Task details → Write out the listing beneath this instruction in its entirety, exactly as it reads.

Data to process →
● ● ● ● ●
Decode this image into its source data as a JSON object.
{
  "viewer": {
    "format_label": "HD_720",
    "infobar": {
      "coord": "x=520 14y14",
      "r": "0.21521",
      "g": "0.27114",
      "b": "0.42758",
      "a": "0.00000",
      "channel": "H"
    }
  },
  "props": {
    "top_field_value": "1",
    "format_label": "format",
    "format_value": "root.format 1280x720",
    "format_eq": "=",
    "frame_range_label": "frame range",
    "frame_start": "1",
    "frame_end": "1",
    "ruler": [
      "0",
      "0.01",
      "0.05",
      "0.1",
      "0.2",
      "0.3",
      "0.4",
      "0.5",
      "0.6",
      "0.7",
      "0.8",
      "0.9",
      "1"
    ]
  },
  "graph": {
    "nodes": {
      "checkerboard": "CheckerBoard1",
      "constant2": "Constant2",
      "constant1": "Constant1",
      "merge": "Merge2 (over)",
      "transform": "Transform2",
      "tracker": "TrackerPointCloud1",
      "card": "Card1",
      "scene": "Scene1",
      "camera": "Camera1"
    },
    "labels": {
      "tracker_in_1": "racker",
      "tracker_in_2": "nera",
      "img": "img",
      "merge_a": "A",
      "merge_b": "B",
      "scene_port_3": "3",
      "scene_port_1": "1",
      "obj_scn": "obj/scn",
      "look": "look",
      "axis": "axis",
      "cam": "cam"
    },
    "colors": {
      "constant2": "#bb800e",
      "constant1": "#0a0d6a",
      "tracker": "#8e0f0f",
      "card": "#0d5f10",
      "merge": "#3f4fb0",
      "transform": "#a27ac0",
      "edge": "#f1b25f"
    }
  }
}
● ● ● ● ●
Result below →
Decode this image into its source data as a JSON object.
{
  "viewer": {
    "format_label": "HD_720",
    "infobar": {
      "coord": "x=520 14y14",
      "r": "0.21521",
      "g": "0.27114",
      "b": "0.42758",
      "a": "0.00000",
      "channel": "H"
    }
  },
  "props": {
    "top_field_value": "1",
    "format_label": "format",
    "format_value": "root.format 1280x720",
    "format_eq": "=",
    "frame_range_label": "frame range",
    "frame_start": "1",
    "frame_end": "1",
    "ruler": [
      "0",
      "0.01",
      "0.05",
      "0.1",
      "0.2",
      "0.3",
      "0.4",
      "0.5",
      "0.6",
      "0.7",
      "0.8",
      "0.9",
      "1"
    ]
  },
  "graph": {
    "nodes": {
      "checkerboard": "CheckerBoard1",
      "constant2": "Constant2",
      "constant1": "Constant1",
      "merge": "Merge2 (over)",
      "transform": "Transform2",
      "tracker": "TrackerPointCloud1",
      "card": "Card1",
      "scene": "Scene1",
      "camera": "Camera1"
    },
    "labels": {
      "tracker_in_1": "racker",
      "tracker_in_2": "nera",
      "img": "img",
      "merge_a": "A",
      "merge_b": "B",
      "scene_port_3": "3",
      "scene_port_1": "1",
      "obj_scn": "obj/scn",
      "look": "look",
      "axis": "axis",
      "cam": "cam"
    },
    "colors": {
      "constant2": "#bb800e",
      "constant1": "#0a0d6a",
      "tracker": "#8e0f0f",
      "card": "#0d5f10",
      "merge": "#3f4fb0",
      "transform": "#a27ac0",
      "edge": "#f1b25f"
    }
  }
}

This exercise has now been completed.